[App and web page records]
--
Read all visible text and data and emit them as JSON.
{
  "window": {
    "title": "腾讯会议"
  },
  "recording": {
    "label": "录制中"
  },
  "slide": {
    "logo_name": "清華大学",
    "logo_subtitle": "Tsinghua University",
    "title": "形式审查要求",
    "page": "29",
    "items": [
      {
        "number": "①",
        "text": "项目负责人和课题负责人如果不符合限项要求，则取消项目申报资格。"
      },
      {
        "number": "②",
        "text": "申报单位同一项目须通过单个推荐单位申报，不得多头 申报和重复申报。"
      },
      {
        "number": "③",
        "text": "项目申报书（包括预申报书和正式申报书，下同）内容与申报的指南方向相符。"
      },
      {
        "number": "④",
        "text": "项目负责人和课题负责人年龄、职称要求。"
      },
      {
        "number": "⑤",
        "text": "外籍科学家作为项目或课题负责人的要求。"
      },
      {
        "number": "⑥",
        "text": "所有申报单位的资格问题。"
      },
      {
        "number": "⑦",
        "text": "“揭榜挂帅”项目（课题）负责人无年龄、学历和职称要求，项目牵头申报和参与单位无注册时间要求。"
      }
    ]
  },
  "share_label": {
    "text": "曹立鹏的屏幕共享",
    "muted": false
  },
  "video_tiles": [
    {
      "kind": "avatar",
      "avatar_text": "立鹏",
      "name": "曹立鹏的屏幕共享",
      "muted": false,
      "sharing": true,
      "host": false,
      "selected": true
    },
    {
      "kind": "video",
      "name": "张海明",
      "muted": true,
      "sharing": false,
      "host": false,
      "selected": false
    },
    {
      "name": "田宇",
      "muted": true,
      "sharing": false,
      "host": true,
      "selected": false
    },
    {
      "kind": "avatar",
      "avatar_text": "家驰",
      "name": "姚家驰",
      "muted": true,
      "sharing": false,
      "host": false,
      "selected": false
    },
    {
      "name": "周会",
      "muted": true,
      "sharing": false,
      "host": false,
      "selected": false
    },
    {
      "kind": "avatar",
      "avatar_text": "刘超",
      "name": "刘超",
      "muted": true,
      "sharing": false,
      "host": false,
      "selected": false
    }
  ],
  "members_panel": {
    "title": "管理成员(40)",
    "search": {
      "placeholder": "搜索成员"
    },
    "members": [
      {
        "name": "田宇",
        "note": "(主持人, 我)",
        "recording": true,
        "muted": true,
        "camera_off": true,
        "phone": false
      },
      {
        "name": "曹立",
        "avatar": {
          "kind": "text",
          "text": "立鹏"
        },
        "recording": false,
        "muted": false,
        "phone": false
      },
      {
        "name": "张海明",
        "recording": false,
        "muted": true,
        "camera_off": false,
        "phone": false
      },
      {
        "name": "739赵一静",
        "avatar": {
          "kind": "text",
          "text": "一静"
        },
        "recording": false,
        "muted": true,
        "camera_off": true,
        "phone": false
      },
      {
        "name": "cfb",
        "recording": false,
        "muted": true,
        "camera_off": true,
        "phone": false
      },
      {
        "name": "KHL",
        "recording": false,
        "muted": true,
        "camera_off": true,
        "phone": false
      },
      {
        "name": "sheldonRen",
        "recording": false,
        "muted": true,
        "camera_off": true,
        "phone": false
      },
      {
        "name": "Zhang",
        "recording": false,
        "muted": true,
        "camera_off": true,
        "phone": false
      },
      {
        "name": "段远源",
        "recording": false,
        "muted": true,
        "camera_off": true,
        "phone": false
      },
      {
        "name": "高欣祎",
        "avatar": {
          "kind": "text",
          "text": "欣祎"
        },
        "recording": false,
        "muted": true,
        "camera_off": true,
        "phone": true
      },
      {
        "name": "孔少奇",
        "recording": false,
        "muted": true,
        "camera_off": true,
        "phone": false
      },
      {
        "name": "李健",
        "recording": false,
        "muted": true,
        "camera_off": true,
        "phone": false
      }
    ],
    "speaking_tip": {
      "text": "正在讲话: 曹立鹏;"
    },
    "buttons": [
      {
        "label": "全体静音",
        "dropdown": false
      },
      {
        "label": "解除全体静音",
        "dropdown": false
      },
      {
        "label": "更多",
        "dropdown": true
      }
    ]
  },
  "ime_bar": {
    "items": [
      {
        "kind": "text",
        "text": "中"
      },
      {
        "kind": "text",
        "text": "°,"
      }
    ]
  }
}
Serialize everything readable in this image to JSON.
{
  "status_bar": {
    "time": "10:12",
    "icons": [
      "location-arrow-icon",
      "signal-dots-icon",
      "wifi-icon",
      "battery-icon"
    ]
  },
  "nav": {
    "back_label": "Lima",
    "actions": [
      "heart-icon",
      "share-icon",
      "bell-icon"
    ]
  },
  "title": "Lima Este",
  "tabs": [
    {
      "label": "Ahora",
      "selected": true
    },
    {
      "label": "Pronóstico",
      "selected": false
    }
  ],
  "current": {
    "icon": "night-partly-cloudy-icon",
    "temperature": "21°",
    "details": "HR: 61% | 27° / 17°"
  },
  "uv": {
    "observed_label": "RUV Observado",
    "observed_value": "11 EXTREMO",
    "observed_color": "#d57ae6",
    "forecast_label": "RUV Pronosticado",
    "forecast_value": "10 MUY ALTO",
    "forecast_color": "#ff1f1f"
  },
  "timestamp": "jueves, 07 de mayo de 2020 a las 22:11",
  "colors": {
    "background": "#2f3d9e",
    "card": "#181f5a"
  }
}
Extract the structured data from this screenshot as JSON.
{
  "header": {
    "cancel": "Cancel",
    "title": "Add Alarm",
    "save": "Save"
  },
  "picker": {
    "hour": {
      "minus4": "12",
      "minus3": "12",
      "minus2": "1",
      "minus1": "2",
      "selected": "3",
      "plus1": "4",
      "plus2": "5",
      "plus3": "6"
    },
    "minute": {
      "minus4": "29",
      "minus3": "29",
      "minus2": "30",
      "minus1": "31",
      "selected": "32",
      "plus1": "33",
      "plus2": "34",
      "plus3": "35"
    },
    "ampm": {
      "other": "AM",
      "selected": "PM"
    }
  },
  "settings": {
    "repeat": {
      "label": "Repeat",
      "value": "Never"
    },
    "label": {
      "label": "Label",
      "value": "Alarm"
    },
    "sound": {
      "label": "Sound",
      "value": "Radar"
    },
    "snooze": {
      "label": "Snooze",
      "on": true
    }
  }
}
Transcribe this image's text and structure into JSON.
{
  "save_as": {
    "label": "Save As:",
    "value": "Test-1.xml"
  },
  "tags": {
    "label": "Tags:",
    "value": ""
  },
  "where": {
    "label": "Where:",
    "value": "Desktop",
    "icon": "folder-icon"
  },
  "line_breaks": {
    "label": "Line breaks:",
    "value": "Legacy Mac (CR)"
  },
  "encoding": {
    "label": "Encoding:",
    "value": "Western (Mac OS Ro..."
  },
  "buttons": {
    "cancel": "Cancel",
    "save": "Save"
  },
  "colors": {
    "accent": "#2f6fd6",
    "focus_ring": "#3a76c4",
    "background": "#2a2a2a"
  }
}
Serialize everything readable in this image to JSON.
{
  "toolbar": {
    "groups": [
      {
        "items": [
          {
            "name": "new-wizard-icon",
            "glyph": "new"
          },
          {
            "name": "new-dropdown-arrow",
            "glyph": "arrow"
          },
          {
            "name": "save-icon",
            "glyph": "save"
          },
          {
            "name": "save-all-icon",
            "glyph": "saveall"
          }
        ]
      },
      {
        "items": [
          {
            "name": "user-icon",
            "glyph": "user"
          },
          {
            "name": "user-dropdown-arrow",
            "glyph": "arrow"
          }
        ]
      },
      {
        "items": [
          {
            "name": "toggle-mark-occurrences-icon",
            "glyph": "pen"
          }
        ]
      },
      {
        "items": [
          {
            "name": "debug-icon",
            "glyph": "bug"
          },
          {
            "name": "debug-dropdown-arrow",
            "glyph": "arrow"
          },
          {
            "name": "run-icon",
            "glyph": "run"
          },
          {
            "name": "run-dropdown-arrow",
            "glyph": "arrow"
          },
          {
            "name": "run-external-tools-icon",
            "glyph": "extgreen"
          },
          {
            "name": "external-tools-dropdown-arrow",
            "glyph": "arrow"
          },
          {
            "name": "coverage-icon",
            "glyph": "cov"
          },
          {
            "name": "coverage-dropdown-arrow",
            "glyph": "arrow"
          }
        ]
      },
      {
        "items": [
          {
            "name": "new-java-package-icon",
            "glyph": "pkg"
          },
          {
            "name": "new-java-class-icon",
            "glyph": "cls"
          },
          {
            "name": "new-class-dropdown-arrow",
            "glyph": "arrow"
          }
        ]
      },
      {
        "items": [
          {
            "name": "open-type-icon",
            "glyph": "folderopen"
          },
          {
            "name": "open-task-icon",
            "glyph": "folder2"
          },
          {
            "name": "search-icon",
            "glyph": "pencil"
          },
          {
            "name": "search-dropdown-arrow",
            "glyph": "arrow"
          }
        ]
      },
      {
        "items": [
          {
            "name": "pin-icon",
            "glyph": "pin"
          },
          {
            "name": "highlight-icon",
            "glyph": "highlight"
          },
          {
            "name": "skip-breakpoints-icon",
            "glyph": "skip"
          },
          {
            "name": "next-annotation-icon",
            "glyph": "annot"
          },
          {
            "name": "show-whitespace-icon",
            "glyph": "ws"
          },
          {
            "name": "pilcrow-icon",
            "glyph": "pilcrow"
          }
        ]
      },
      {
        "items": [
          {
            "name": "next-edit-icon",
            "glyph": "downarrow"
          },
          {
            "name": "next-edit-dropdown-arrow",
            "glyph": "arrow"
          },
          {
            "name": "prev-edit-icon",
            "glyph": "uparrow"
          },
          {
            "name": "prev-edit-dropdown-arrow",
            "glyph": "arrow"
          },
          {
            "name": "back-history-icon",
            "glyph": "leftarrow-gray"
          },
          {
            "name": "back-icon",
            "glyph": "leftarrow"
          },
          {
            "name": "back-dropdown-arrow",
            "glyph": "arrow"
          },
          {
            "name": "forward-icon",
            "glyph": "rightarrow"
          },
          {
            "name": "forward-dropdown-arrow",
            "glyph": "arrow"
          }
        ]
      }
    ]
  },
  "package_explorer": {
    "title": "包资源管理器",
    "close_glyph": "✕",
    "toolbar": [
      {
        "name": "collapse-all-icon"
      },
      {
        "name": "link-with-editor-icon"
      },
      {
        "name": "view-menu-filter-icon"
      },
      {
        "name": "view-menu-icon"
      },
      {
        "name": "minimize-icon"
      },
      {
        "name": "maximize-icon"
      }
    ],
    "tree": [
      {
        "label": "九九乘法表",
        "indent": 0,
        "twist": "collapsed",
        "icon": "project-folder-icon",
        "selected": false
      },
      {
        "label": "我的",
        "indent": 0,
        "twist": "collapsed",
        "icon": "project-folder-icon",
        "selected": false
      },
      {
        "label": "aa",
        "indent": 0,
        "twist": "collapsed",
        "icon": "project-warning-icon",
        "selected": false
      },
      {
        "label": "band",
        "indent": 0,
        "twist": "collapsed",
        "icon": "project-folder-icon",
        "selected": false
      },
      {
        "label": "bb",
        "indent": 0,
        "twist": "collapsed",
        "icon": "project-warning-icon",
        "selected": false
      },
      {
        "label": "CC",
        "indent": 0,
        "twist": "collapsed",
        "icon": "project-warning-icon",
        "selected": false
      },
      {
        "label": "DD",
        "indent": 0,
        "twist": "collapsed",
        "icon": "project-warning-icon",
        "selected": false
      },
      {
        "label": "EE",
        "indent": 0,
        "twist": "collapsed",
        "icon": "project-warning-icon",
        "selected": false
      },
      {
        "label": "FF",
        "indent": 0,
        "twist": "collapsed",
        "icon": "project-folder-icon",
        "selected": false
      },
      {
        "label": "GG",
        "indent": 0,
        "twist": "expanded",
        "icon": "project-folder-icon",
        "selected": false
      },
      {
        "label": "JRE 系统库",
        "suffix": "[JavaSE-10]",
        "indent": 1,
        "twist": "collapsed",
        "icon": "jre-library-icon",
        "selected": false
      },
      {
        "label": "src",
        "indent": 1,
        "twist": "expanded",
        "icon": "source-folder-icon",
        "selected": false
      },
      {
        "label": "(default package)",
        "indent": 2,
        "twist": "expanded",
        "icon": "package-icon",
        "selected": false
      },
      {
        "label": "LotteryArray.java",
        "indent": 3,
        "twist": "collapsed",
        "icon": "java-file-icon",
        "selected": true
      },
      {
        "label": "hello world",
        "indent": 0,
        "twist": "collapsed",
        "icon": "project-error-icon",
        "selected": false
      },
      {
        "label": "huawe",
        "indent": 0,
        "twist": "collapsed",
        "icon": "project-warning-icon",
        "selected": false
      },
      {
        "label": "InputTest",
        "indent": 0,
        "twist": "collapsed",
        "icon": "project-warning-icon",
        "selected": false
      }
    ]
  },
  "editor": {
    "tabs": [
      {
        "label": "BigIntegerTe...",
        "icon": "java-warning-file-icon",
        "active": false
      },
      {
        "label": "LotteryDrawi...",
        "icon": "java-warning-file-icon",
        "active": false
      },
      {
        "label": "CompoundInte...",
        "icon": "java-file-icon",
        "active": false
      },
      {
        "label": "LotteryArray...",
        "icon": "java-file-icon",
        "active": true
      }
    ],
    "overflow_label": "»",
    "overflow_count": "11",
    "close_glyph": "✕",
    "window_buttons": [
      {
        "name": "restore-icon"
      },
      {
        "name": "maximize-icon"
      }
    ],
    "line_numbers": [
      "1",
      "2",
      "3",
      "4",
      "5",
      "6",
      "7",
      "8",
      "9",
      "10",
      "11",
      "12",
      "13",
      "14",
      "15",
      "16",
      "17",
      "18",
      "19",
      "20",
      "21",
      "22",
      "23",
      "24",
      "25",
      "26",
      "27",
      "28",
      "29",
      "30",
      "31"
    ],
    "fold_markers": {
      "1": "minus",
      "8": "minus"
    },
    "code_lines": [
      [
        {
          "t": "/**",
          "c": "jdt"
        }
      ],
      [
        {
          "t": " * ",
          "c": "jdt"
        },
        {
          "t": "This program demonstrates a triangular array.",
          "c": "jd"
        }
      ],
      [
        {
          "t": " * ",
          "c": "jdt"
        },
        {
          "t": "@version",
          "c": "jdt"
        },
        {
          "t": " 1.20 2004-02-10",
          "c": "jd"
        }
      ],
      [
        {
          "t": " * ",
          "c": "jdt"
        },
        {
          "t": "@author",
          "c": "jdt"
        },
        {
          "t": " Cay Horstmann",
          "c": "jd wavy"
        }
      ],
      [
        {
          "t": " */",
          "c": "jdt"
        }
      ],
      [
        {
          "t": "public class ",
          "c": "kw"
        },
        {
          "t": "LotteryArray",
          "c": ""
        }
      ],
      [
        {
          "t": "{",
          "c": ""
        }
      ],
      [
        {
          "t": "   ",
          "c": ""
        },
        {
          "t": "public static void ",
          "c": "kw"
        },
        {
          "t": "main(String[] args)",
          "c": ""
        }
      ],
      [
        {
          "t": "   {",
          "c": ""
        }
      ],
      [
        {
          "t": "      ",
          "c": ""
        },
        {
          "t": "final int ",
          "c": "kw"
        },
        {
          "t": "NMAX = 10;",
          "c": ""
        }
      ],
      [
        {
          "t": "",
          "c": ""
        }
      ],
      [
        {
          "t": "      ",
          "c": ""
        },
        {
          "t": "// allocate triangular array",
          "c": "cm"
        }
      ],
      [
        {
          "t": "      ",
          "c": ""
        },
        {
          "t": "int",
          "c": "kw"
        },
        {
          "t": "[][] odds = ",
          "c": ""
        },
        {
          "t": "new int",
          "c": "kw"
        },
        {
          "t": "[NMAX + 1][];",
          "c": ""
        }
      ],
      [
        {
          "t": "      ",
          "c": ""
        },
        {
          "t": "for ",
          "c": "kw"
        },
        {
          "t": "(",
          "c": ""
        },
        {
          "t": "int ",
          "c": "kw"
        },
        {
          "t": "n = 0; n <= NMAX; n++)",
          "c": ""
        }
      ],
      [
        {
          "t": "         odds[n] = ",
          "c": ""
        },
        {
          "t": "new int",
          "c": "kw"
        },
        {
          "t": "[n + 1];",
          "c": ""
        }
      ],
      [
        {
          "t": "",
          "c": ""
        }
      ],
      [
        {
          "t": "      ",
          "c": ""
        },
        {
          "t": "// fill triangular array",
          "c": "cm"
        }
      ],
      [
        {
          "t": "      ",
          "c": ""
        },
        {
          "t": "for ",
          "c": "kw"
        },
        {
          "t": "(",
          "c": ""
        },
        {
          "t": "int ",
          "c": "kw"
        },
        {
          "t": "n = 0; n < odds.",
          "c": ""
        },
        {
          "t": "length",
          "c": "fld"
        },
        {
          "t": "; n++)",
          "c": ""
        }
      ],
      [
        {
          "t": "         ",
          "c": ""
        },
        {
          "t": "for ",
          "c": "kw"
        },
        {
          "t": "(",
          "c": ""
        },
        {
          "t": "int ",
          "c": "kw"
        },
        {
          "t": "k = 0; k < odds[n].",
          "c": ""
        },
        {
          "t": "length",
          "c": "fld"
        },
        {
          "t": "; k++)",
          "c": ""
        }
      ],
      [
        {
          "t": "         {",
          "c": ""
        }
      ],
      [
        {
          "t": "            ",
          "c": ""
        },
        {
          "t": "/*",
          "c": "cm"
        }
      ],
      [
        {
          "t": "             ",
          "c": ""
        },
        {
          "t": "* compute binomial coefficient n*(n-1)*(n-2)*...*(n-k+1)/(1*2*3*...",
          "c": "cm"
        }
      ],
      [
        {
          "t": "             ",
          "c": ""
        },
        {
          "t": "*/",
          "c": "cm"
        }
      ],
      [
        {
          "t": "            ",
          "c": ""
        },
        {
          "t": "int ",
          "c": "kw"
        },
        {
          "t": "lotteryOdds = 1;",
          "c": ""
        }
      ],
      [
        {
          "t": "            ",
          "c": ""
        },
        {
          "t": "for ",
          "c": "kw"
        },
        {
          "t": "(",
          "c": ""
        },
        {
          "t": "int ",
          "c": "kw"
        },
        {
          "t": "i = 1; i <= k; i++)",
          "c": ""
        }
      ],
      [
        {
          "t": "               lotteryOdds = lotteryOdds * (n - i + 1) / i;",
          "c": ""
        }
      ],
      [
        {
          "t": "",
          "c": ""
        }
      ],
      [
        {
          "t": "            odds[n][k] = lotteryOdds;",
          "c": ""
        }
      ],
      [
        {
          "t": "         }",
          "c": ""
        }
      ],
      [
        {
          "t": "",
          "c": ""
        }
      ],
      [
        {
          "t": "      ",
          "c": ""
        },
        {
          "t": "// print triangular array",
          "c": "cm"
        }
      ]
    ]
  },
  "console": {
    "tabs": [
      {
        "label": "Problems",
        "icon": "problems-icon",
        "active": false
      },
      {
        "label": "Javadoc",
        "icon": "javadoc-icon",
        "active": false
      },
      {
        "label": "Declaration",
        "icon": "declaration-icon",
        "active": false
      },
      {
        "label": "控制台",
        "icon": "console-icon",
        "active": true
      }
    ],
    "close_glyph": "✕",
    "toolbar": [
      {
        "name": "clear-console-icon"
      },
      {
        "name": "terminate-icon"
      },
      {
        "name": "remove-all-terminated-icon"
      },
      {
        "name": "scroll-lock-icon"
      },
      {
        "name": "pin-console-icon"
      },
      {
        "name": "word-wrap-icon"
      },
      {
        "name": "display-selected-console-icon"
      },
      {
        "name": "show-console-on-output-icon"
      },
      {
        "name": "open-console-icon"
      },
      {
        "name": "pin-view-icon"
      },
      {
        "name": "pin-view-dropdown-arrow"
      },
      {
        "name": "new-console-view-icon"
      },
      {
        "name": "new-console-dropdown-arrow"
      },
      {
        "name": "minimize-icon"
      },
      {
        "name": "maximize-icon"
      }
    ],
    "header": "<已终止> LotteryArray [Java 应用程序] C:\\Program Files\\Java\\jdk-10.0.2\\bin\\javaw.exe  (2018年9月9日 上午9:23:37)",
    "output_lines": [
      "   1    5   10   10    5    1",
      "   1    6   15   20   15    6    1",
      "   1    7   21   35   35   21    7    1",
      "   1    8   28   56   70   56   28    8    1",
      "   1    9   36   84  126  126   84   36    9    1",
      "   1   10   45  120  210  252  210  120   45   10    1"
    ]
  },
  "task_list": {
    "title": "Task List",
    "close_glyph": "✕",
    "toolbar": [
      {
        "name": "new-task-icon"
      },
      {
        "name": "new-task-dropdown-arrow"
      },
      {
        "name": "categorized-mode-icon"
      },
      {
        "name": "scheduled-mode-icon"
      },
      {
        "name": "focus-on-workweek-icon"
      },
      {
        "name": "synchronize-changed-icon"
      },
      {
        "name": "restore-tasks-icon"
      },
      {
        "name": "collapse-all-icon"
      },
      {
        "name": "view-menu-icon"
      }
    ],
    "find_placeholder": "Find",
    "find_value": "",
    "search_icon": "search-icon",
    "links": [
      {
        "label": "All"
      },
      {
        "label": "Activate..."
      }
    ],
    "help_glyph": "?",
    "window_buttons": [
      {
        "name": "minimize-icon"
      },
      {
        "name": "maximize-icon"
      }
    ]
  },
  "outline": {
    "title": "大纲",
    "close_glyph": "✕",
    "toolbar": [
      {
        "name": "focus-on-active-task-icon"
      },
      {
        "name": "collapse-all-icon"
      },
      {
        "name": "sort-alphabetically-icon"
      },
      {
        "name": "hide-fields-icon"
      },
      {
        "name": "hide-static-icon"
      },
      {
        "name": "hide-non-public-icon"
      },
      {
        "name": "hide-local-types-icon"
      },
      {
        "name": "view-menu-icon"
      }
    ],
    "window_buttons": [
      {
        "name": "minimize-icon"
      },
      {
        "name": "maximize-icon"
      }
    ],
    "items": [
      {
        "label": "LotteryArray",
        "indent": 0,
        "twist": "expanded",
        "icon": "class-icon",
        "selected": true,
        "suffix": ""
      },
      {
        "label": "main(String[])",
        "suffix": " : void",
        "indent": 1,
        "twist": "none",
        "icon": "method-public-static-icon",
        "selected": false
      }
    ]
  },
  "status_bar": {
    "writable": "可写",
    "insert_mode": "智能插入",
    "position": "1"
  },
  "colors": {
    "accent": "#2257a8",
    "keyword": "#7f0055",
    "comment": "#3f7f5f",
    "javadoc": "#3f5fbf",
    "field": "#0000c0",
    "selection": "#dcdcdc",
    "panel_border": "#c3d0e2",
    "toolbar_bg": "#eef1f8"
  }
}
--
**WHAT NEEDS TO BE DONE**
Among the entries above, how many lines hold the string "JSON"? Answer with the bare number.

**RESPONSE BOX**
5